Work to be completed. Using the entries that follow, state how many lines contain the word "screenshot". The response is that number and nothing more.

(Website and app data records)
########################################
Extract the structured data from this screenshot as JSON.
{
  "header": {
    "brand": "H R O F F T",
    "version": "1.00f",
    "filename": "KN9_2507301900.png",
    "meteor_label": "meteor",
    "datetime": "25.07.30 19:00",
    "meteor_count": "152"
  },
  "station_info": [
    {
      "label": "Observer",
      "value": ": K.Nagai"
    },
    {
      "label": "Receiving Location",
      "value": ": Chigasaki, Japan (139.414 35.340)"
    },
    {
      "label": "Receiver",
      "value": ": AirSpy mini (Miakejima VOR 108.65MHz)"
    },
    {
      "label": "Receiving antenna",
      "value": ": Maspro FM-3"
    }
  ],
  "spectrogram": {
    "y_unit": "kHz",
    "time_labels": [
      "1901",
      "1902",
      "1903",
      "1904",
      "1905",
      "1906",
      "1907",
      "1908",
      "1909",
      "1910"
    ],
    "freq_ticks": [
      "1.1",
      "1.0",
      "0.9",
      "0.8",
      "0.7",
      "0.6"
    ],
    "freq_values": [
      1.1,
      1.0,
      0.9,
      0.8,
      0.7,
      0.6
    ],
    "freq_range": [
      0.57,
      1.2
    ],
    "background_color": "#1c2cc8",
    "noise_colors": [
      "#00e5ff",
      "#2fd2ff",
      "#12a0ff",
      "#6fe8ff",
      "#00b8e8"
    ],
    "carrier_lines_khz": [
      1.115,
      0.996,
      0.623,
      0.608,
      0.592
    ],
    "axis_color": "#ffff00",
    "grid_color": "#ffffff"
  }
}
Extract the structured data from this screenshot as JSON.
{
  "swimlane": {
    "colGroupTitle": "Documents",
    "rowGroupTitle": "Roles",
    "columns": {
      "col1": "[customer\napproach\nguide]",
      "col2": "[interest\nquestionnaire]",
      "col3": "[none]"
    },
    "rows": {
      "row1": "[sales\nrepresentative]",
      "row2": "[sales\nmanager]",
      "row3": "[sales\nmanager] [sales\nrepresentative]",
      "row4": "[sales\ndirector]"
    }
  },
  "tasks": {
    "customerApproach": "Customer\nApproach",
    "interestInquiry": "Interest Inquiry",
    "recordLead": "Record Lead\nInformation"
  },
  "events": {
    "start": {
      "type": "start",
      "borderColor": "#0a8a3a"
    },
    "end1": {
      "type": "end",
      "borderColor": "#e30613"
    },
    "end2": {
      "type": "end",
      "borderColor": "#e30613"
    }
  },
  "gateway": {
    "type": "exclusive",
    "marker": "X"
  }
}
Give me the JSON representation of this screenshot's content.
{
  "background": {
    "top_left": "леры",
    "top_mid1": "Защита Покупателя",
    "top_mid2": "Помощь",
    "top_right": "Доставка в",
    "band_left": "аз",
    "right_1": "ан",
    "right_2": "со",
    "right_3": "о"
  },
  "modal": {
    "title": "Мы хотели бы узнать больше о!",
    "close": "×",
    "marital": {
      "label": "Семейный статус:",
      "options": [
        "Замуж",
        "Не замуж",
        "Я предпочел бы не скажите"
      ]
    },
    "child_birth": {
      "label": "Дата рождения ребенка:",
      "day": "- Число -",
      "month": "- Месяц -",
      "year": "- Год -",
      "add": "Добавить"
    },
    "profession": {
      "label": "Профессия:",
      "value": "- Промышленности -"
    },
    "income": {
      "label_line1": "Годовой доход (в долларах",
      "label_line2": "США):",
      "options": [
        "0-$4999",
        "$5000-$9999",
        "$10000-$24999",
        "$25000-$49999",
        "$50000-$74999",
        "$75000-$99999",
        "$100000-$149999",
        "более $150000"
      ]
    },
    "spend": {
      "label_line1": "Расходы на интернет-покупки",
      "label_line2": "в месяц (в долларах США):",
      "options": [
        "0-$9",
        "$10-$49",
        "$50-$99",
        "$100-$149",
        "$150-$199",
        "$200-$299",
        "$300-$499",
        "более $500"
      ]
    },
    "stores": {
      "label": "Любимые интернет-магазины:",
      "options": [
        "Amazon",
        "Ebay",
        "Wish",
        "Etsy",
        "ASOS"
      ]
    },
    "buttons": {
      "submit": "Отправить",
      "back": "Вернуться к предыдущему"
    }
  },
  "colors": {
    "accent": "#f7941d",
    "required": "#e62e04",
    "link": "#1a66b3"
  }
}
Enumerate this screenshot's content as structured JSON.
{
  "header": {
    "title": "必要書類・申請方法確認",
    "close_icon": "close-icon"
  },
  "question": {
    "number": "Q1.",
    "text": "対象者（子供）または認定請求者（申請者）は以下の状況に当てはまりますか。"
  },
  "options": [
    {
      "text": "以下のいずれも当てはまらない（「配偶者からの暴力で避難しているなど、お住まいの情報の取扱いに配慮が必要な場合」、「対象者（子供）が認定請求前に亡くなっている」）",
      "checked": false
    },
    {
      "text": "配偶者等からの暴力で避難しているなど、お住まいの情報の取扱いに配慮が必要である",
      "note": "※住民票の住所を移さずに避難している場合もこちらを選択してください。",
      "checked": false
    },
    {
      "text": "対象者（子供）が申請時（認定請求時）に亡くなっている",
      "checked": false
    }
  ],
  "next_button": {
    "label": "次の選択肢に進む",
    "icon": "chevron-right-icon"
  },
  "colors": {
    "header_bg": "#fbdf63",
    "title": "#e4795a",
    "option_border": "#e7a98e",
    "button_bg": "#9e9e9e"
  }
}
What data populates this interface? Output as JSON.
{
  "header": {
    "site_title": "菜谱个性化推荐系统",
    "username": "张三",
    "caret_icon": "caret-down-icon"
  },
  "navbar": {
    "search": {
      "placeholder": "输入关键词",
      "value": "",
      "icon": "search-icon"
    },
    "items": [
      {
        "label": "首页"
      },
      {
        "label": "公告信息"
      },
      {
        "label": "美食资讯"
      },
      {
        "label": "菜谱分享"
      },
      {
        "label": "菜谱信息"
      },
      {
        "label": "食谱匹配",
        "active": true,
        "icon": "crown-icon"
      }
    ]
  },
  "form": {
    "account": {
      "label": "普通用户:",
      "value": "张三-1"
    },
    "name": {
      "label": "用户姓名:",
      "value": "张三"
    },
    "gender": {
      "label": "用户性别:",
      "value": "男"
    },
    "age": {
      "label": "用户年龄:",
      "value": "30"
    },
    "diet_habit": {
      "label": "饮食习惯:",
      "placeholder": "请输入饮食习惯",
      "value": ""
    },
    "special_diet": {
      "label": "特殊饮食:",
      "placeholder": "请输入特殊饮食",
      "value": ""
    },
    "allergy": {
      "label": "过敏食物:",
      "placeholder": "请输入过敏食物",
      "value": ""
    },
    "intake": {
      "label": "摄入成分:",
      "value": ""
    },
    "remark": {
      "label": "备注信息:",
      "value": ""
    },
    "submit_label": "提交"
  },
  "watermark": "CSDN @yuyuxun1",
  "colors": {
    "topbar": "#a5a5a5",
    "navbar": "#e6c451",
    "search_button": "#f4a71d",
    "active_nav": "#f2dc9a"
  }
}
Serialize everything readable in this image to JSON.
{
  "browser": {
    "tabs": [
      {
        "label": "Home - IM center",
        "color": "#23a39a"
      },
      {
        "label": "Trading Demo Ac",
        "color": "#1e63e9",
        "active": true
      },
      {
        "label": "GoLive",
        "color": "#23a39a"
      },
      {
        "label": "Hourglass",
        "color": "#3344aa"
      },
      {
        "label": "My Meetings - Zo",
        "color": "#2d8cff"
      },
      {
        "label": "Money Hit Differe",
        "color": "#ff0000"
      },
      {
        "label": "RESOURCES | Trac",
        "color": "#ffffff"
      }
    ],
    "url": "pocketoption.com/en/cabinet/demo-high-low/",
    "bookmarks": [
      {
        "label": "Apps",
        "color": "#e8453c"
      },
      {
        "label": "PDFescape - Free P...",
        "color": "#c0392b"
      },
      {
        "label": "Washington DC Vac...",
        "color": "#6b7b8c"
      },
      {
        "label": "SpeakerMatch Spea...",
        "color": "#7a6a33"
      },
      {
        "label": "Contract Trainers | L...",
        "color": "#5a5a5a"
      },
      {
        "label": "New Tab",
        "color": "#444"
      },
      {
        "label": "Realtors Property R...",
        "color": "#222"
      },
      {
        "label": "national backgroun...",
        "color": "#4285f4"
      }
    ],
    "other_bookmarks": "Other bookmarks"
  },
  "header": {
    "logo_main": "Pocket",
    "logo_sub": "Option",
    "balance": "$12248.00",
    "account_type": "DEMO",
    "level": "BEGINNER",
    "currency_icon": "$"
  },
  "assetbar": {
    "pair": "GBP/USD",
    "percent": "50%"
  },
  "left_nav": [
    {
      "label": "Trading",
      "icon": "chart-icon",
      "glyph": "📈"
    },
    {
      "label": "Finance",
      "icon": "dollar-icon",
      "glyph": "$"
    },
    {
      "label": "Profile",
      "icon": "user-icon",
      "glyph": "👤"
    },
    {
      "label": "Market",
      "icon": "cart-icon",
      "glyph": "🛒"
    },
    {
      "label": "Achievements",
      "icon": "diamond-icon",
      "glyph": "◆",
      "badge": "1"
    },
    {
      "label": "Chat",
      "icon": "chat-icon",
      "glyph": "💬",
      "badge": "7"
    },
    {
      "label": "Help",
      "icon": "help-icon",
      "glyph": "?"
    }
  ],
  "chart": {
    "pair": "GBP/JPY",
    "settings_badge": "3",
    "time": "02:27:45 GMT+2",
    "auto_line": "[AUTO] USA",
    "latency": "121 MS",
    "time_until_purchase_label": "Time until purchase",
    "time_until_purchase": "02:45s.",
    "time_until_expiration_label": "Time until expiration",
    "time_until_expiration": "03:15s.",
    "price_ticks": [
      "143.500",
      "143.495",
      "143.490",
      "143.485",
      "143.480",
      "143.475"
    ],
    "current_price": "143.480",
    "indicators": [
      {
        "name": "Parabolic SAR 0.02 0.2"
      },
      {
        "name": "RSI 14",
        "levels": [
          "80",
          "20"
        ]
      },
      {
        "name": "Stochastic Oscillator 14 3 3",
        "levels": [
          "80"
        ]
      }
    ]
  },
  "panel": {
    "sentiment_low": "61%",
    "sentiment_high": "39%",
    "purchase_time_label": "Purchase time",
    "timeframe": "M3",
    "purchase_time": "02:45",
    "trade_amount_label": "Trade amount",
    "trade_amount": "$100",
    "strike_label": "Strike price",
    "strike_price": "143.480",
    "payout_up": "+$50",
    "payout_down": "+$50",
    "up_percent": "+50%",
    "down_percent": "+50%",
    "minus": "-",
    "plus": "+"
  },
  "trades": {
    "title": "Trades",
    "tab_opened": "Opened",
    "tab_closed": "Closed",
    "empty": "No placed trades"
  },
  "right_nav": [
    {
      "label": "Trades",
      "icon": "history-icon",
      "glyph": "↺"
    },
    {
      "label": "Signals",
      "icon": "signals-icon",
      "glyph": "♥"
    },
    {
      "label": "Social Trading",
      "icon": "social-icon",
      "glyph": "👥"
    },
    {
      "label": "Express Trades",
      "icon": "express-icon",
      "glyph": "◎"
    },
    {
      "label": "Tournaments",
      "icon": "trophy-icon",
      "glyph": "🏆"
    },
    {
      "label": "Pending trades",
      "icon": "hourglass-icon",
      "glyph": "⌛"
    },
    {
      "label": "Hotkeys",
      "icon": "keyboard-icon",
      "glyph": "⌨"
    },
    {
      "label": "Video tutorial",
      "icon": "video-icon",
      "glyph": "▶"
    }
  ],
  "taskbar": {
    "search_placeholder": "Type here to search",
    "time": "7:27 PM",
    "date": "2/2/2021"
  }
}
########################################
Result of the task. 4